Ban said investigators would look into Syria's allegation that rebels carried out a chemical weapons attack on Khan al-Assal village in northern Aleppo province.
The rebels denied the attack and blamed regime forces. The Syrian National Coalition, the main opposition group, also demanded an international investigation.
The secretary-general said he was aware of “other allegations of similar cases involving the reported use of chemical weapons,” but did not make clear whether these would be part of the UN investigation.
France's UN Ambassador Gerard Araud said Wednesday that the Syrian National Coalition had reported a second chemical weapons attack Tuesday in the Damascus area. France and Britain said they would ask Ban to have the UN investigate both incidents.
U.S. Ambassador Susan Rice said the United States “supports an investigation that pursues any and all credible allegations of the possible use of chemical weapons in Syria.” She said the U.S. will continue to work closely with its partners to obtain further information on allegations of potential or actual use, and underscored the importance of launching the investigation swiftly.
“President Obama has been clear that the use or transfer of chemical weapons is totally unacceptable,” she said. “If Bashar Al-Assad and those under his command make the mistake of using chemical weapons, or fail to meet their obligation to secure them, then there will be consequences. Those responsible will be held accountable.”

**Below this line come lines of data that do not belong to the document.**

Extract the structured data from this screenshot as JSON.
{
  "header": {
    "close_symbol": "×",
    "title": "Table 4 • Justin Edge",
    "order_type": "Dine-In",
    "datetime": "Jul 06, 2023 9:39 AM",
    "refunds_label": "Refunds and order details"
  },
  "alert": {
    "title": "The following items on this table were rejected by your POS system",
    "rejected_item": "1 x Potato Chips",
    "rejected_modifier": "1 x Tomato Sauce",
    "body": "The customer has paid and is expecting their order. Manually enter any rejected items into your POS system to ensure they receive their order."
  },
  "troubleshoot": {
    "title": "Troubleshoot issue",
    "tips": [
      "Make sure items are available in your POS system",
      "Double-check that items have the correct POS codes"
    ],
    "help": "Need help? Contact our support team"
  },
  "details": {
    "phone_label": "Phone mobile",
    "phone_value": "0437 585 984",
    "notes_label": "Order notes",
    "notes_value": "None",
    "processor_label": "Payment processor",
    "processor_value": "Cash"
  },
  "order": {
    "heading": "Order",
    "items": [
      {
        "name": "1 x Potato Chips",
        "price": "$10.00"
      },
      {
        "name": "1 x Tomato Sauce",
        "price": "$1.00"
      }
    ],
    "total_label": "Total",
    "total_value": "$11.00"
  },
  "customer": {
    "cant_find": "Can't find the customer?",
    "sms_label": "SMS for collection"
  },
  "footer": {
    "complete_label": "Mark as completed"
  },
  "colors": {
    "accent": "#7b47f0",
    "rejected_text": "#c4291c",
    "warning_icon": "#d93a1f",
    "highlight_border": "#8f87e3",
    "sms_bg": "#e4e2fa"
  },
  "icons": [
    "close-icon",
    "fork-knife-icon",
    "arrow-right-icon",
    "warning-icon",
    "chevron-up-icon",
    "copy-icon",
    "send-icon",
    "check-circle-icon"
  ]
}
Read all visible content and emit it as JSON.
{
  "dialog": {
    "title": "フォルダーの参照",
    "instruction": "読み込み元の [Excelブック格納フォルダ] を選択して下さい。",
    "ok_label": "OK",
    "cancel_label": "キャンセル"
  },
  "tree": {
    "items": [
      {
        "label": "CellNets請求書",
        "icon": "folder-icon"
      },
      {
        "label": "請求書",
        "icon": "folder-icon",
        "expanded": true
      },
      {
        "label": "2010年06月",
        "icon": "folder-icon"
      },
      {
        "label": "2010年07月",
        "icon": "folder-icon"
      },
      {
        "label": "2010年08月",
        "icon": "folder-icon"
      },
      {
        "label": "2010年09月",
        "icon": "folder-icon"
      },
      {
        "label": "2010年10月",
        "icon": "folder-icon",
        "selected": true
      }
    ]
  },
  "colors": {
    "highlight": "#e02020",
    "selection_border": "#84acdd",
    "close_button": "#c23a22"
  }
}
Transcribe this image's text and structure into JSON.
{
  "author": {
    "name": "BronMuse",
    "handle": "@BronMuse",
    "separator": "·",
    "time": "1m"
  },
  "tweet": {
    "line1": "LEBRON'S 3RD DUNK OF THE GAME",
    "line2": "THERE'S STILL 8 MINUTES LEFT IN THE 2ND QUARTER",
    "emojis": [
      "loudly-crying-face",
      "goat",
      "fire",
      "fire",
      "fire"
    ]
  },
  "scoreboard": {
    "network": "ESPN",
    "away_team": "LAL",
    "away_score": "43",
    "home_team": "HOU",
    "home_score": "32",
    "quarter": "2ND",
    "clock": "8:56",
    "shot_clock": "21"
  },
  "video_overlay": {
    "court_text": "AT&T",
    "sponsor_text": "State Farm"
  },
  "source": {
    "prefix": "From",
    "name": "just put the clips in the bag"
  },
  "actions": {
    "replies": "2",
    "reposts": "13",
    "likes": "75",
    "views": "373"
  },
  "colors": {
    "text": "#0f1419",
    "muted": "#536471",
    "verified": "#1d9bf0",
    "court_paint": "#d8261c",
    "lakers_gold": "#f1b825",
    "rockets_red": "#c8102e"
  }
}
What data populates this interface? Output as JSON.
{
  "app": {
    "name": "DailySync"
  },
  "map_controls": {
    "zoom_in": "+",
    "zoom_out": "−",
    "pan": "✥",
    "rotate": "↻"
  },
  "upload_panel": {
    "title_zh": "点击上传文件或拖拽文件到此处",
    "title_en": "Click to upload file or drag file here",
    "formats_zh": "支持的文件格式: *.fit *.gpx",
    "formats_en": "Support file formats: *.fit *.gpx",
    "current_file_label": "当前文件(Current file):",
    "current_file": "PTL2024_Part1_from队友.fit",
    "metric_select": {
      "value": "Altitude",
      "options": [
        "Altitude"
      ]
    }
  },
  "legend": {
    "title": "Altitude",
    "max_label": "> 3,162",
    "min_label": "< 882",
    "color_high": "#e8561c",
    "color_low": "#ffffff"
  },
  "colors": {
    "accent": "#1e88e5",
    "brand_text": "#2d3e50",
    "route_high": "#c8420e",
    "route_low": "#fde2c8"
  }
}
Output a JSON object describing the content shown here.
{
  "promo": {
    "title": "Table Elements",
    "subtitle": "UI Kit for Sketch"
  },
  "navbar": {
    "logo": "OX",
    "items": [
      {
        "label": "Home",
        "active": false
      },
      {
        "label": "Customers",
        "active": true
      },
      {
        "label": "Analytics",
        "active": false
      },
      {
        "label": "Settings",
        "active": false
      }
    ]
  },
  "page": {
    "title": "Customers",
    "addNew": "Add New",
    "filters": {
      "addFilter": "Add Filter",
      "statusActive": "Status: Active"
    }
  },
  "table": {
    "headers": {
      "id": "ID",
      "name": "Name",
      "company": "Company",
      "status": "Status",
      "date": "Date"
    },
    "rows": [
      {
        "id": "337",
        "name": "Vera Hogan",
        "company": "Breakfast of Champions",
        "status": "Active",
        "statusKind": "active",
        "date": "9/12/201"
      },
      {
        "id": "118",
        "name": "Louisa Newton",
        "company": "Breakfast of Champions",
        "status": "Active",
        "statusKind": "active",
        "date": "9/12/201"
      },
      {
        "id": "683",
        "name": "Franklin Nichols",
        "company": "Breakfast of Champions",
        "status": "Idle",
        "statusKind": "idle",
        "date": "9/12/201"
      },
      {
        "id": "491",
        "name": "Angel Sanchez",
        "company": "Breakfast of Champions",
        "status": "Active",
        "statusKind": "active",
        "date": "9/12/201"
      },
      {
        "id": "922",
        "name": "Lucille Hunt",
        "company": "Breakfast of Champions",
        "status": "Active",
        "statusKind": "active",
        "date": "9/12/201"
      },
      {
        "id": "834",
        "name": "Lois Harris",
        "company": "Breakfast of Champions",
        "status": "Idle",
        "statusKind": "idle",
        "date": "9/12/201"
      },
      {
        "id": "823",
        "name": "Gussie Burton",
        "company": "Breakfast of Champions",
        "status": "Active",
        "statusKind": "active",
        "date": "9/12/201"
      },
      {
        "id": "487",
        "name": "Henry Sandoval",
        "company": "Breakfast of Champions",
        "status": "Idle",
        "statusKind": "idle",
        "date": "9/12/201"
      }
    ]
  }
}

Ban said his senior advisers are working to set up an investigation in close consultation with the Organization for the Prohibition of Chemical Weapons, known as the OPCW which oversees the Chemical Weapons Convention, and the World Health Organization. He said issues to be decided include the overall mandate, the composition, and operational conditions, including safety and security.
The investigation will start “as soon as practically possible,” Ban said, but “will not happen overnight.”
The OPCW said in a statement that it was ready to work closely with the UN in setting up and conducting the mission.
“While allegations of this nature are not new to conflict situations, they are nonetheless serious, especially in the context of Syria which is not a state party to the Chemical Weapons Convention,” the OPCW said. “This remains a matter of serious concern.”
Ban said full co-operation from all parties will be essential and stressed that this includes “unfettered access.”
As the situation in Syria worsens, Ban said, “the international community's concern about the safety and security of chemical weapons stockpiles as well as possible use by all parties has increased.”
Ban said he has spoken out repeatedly on the Syrian government's primary responsibility to ensure the safety and security of any chemical weapons and sent two letters to President Bashar Assad “to remind him of this solemn duty.”
“It is my hope that the mission would contribute to ensuring the safety and security of chemical weapons stockpiles in Syria,” he said.
With more than 70,000 people killed and no end to the violence in sight, the secretary-general reiterated that “the military solution in Syria is leading to the dissolution of Syria.”
He called on the deeply divided region and international community to find unity and support efforts by the joint UN-Arab League envoy Lakhdar Brahimi to help the Syrian people reach a political solution and end the conflict.